Next stop was Ylivieska where we played to an audience of about 350.  Enthusiastic rhythmic clapping, an encore and 26 CDs later, we traveled north of the Arctic Circle to Sodankylä for a few days.  In addition to our concert and worship service, we worked with the newest handbell team in Finland: Lapin Käsikellot.  We shared music, techniques and fellowship with this small and enthusiastic group from Rovaniemi.

We motored south via Taivalkoski to spend a few days in Kuopio working with ringers from Käsikellokuoro Dolce (Käsikello = handbell and kuoro = choir), directed by the energetic Seppo Kirkinen.  We performed together with these ringers in concert at the Kuopio Cathedral and made some lasting friendships.  (A couple of the Dolce ringers later came to our final concert in Helsinki.)  This group rings with four octaves of Malmark handbells and is very musical.  We hope to see and hear more of them soon.

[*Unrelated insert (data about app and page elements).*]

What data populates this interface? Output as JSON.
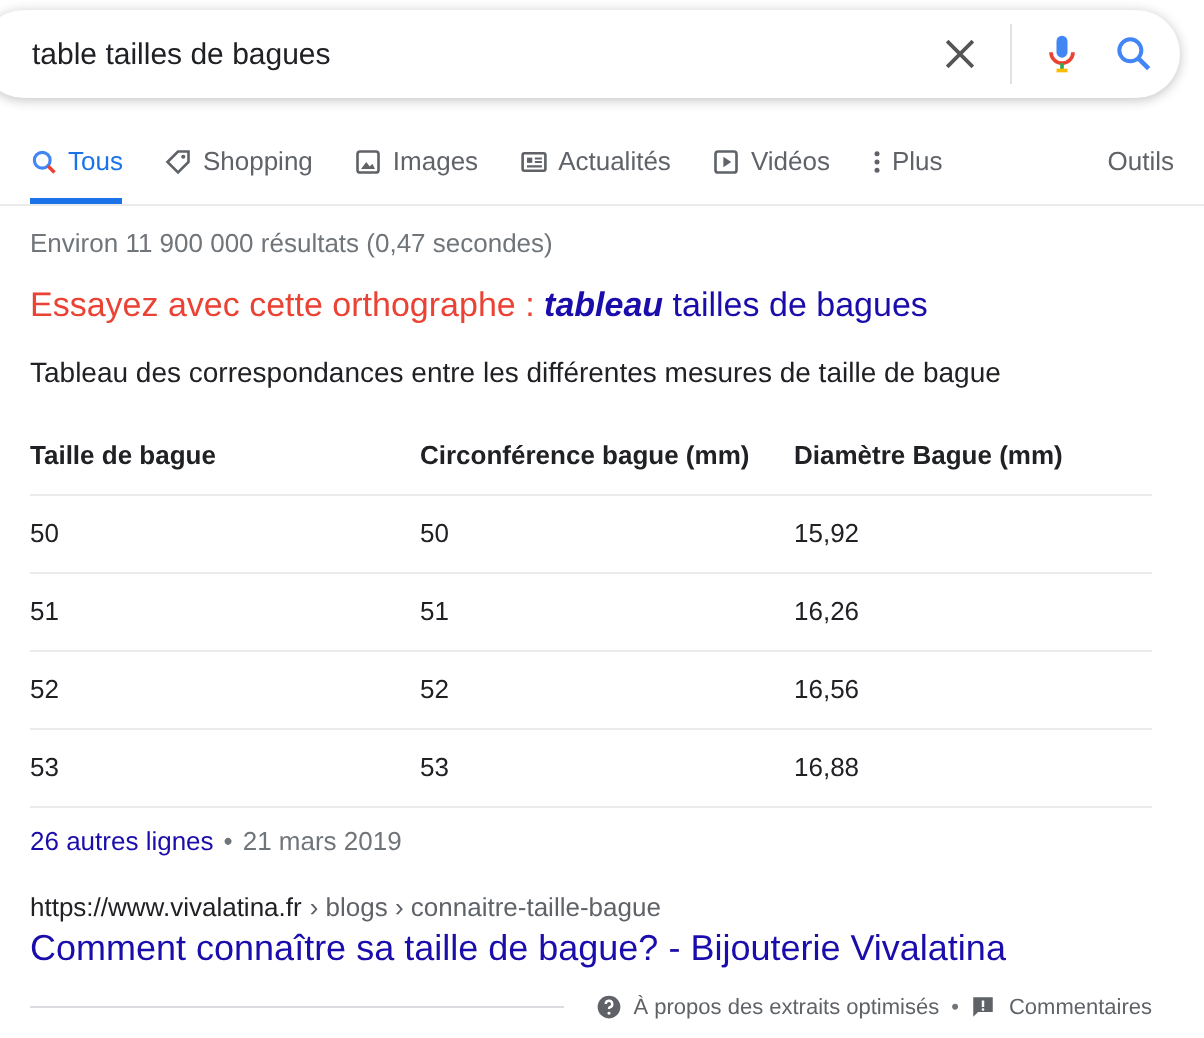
{
  "search": {
    "value": "table tailles de bagues"
  },
  "tabs": [
    {
      "label": "Tous",
      "kind": "all",
      "selected": true
    },
    {
      "label": "Shopping",
      "kind": "shopping",
      "selected": false
    },
    {
      "label": "Images",
      "kind": "images",
      "selected": false
    },
    {
      "label": "Actualités",
      "kind": "news",
      "selected": false
    },
    {
      "label": "Vidéos",
      "kind": "videos",
      "selected": false
    },
    {
      "label": "Plus",
      "kind": "more",
      "selected": false
    }
  ],
  "tools": "Outils",
  "stats": "Environ 11 900 000 résultats (0,47 secondes)",
  "spelling": {
    "prompt": "Essayez avec cette orthographe :",
    "suggestion": "**tableau** tailles de bagues"
  },
  "snippet": "Tableau des correspondances entre les différentes mesures de taille de bague",
  "table": {
    "columns": [
      "Taille de bague",
      "Circonférence bague (mm)",
      "Diamètre Bague (mm)"
    ],
    "rows": [
      [
        "50",
        "50",
        "15,92"
      ],
      [
        "51",
        "51",
        "16,26"
      ],
      [
        "52",
        "52",
        "16,56"
      ],
      [
        "53",
        "53",
        "16,88"
      ]
    ]
  },
  "more_rows": {
    "link": "26 autres lignes",
    "separator": "•",
    "date": "21 mars 2019"
  },
  "result": {
    "url": "https://www.vivalatina.fr",
    "path": "› blogs › connaitre-taille-bague",
    "title": "Comment connaître sa taille de bague? - Bijouterie Vivalatina"
  },
  "footer": {
    "about": "À propos des extraits optimisés",
    "separator": "•",
    "feedback": "Commentaires"
  }
}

Russia was the next stop where we stayed with families in Vyborg.  Vyborg is a smaller city that is off the usual tourist path.  A visit to St. Petersburg was a welcome delight since it had recently been spruced up for it's 300th Anniversary.  Vyborg had none of the window-dressing despite its more than 700 years of history.  This was a rare opportunity to see how Russians survive with so little.  Our two concerts at the 711 year old castle were enthusiastically received by the locals and they were most gracious hosts.

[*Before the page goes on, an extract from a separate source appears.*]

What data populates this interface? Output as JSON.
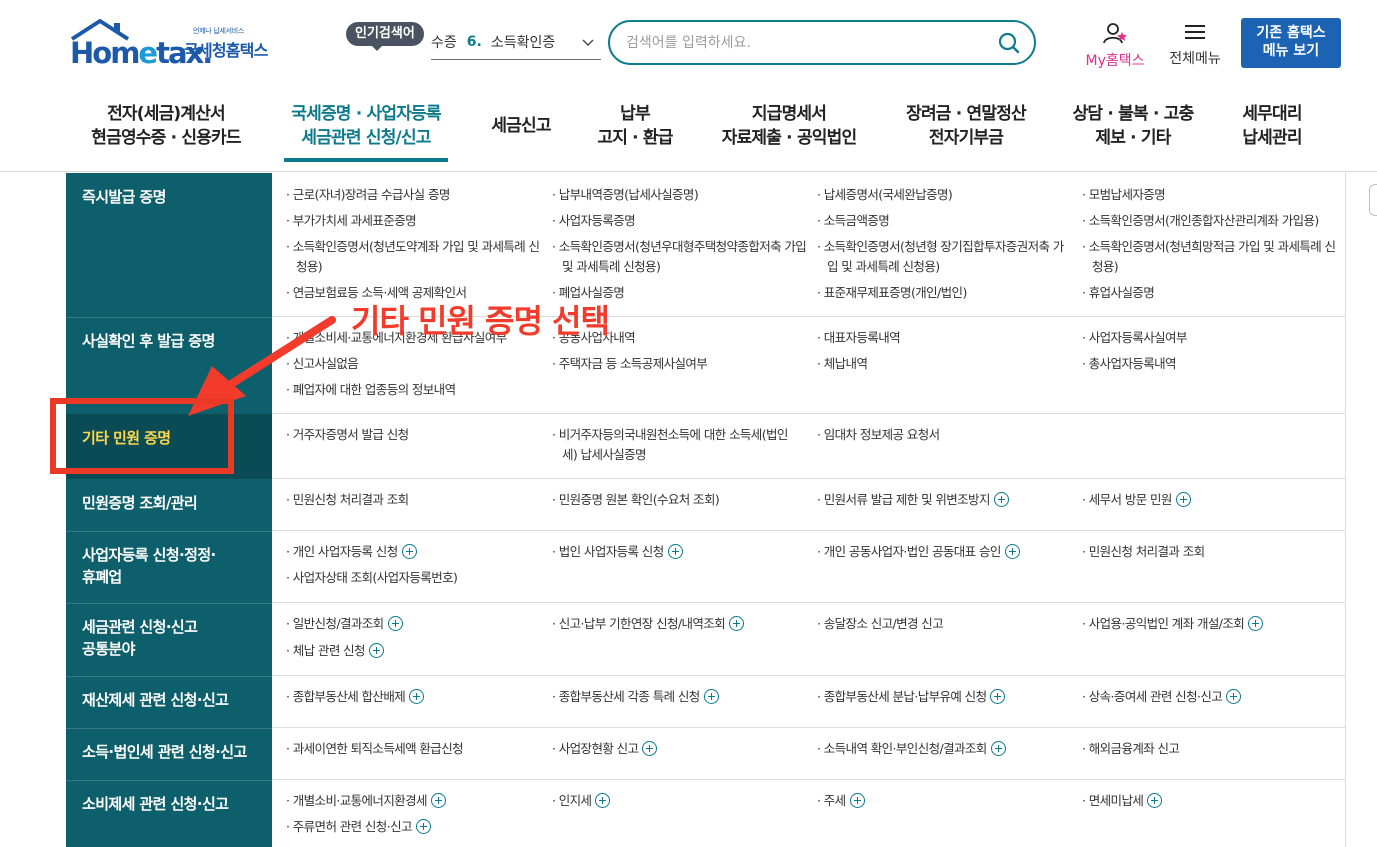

After two bribes (30 Euros and 20 Euros) and one fine (110 Rubles), we were finally allowed out of Russia and into Estonia where we settled in Pärnu for two days.  We worked and performed with the Agape Handbell Team at the Methodist Center and again had a chance to share music, techniques and friendships.

A ferry crossing from Tallinn to Helsinki was fast (only 1 ½ hours) and we almost felt like we were home upon arrival.  Accommodations were the same as for the first day of the trip and concerts were again successful.  We traveled to the fortress island of Suomenlinna for our first concert and another "Rock Church", Kallionkirkko, for the final concert of the tour.  After so many concerts and much packing we found that the kilts were in need of serious attention: they were truly "Rumpled kilt skins" (thank you Peter Henry).

The flight to Iceland was uneventful, but we were greeted with a bus that whisked us off to the Blue Lagoon upon arrival.  (A welcome afternoon of relaxation and warmth.)  We played for worship the next morning, visited Reykjavik in the afternoon, swam in heated pools the following morning and flew home in the afternoon.

What a trip! Many of the ringers were like sponges and soaked up the local flavors.  After seeing some of the sleeping areas, I now have more sympathy for their parents.  The most frequent question was: "When is lunch?" It is amazing to see what can be done with 5 Euros for lunch: Six girls pooled their resources to get loaves of bread, meat, cheese, juice and dessert to have at least 3 hearty sandwiches apiece.  The rest?  A small can of Pringles, a beverage and lots of groans about the inadequacy of 5 Euros!  Some are more flexible and creative travelers than others!

Thank you to all who helped make this trip such a special time for all of us.  We wish we could share every moment and detail with you, and perhaps, over time, we will.

Richard Pinkerton